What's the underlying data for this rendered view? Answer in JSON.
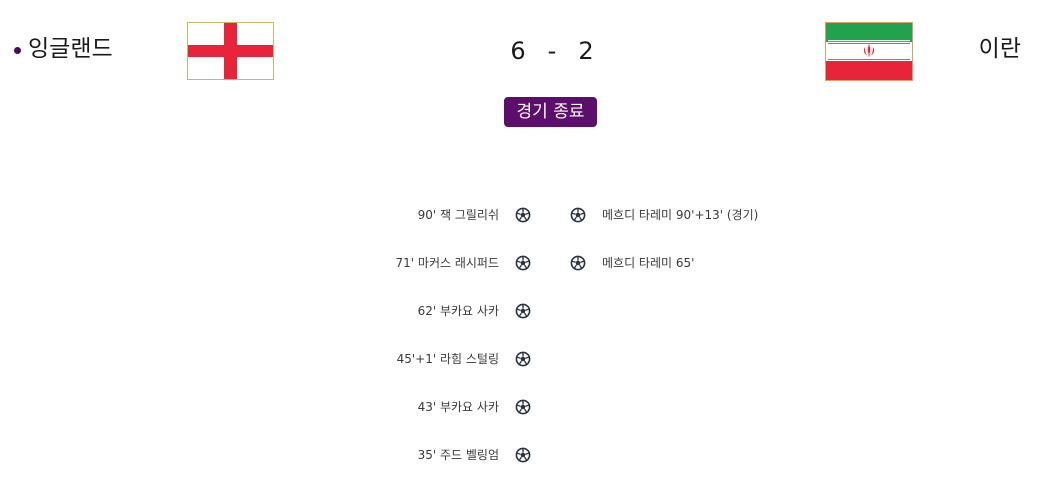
{
  "home": {
    "name": "잉글랜드",
    "flag_icon": "england-flag-icon",
    "colors": {
      "white": "#ffffff",
      "red": "#e8243a"
    }
  },
  "away": {
    "name": "이란",
    "flag_icon": "iran-flag-icon",
    "colors": {
      "green": "#23a24d",
      "white": "#ffffff",
      "red": "#e8243a"
    }
  },
  "score": {
    "home": "6",
    "separator": "-",
    "away": "2"
  },
  "status": {
    "label": "경기 종료",
    "color": "#5b0f6b"
  },
  "goals": {
    "home": [
      {
        "text": "90' 잭 그릴리쉬"
      },
      {
        "text": "71' 마커스 래시퍼드"
      },
      {
        "text": "62' 부카요 사카"
      },
      {
        "text": "45'+1' 라힘 스털링"
      },
      {
        "text": "43' 부카요 사카"
      },
      {
        "text": "35' 주드 벨링엄"
      }
    ],
    "away": [
      {
        "text": "메흐디 타레미 90'+13' (경기)"
      },
      {
        "text": "메흐디 타레미 65'"
      }
    ],
    "icon": "soccer-ball-icon"
  }
}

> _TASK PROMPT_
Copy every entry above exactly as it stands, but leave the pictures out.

> _EXPECTED OUTPUT_
What's the underlying data for this rendered view? Answer in JSON.
{
  "home": {
    "name": "잉글랜드",
    "flag_icon": "england-flag-icon",
    "colors": {
      "white": "#ffffff",
      "red": "#e8243a"
    }
  },
  "away": {
    "name": "이란",
    "flag_icon": "iran-flag-icon",
    "colors": {
      "green": "#23a24d",
      "white": "#ffffff",
      "red": "#e8243a"
    }
  },
  "score": {
    "home": "6",
    "separator": "-",
    "away": "2"
  },
  "status": {
    "label": "경기 종료",
    "color": "#5b0f6b"
  },
  "goals": {
    "home": [
      {
        "text": "90' 잭 그릴리쉬"
      },
      {
        "text": "71' 마커스 래시퍼드"
      },
      {
        "text": "62' 부카요 사카"
      },
      {
        "text": "45'+1' 라힘 스털링"
      },
      {
        "text": "43' 부카요 사카"
      },
      {
        "text": "35' 주드 벨링엄"
      }
    ],
    "away": [
      {
        "text": "메흐디 타레미 90'+13' (경기)"
      },
      {
        "text": "메흐디 타레미 65'"
      }
    ],
    "icon": "soccer-ball-icon"
  }
}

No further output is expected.